Fringe musicals are notoriously fickle beasts: some adapt to the format extremely well to create moments of gloriously intense, theatrical wonder, others have their shortcomings cruelly exposed by the intimacy of such a small space. The Landor has been responsible for two examples of the former with their last two shows, The Hired Man and Ragtime being two of the best shows of the year so far, but their new incumbent, Stand Tall, falls somewhere inbetween. It is a new show, book and lyrics by Lee Wyatt-Buchan and music by Aldie and Sandy Chalmers – all newcomers to musical theatre – which was written to promote its persuasive anti-bullying message.
It does this by creating a modern-day version of the David and Goliath story – David here is a shepherd by day and a rock star by night who gets chosen by the mystical Black Sheep to become the new King but is forced into a winner-takes-all guitar battle by fierce rival Goliath – so just like the Bible really. Taking a rather gentle approach, we follow David as he learns to ‘stand tall’ to claim what is rightfully his, including his relationship with the high-maintenance Mia, but we also delve into Goliath’s troubled family history to discover why he’s such a bully. Resultantly, the story is pulled out wider from its anti-bullying focus and not always to the best effect as the humour prevents things from getting too dark or close to the heart of the emotions at play – the show consequently never really seems to take its subject seriously enough.
This is also due to the music and the way in which it is presented in Simon Grieff’s production. The story is set to an insistently contemporary rock score that Dean Austin’s band play well with energy, but it is over-amplified and poorly designed for the intimate space of the Landor – the performers use handheld mics throughout which not only inhibits their performance, but robs their vocals of some of their quality. More importantly, I found the Chalmers’ songs to be largely rather non-descript, again not cutting to the emotions needed to draw us further into the story nor pushing the narrative along with any urgency.

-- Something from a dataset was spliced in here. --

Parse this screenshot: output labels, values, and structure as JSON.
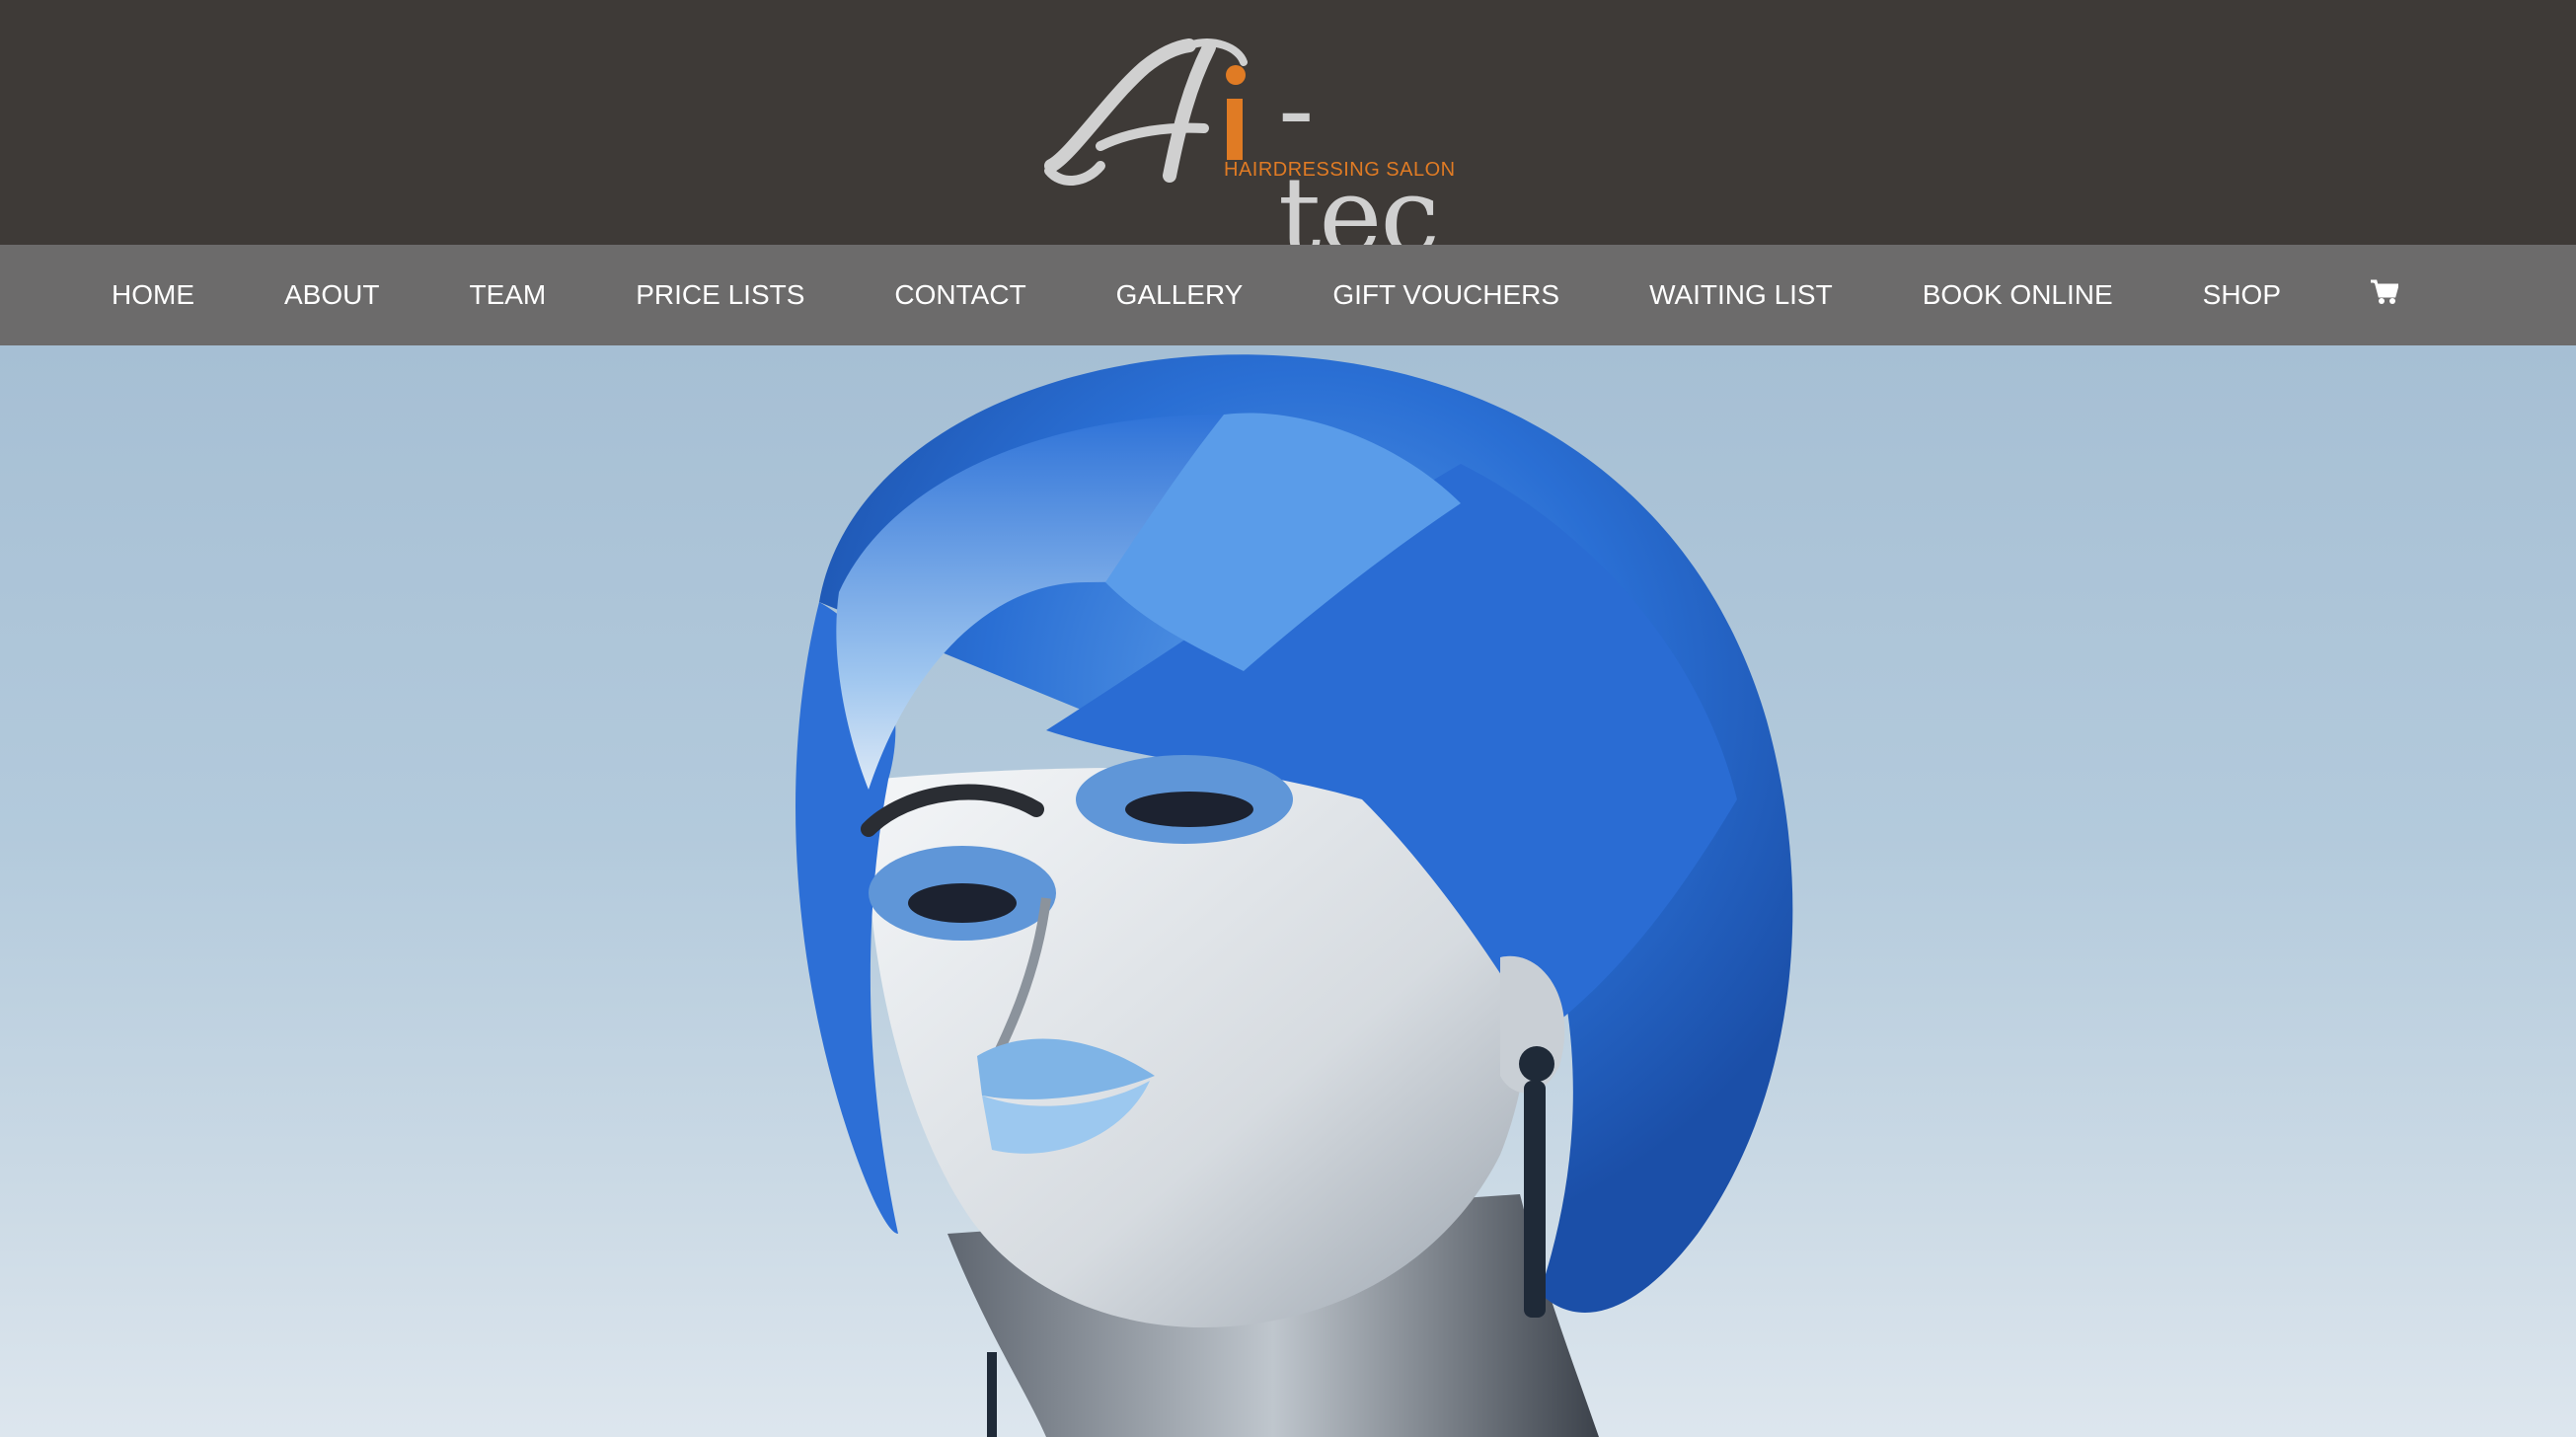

The saving grace of Stand Tall is the quality of the performances though as they work as best they can with this material. Keisha Amponsa Banson particularly shines with powerful vocals and acting that almost makes one forget the script and I enjoyed Natasha Barnes’ contrasting voice as the spoilt princess if not the poorly written character. Ryan O’Donnell’s David is likewise well sung and he makes for an engaging hero and whilst there’s nothing specifically wrong with Jack Shalloo’s Goliath, given the back-story that enables us to empathise somewhat with him, I couldn’t help but feel I’ve seen a similar cheeky-chappy performance just too many times from him now.
Perhaps I’ve been spoiled by the two previous amazing shows at the Landor that spoke more to my sensibilities, indeed this is a show that has been written for young people and so uses a language, both musical and theatrical, with them in mind. I couldn’t help but feel though that Stand Tall plays it far too safe: with such a serious message at its core, the piece would be undoubtedly stronger for taking it more seriously from the outset – its impact would be considerably stronger for it.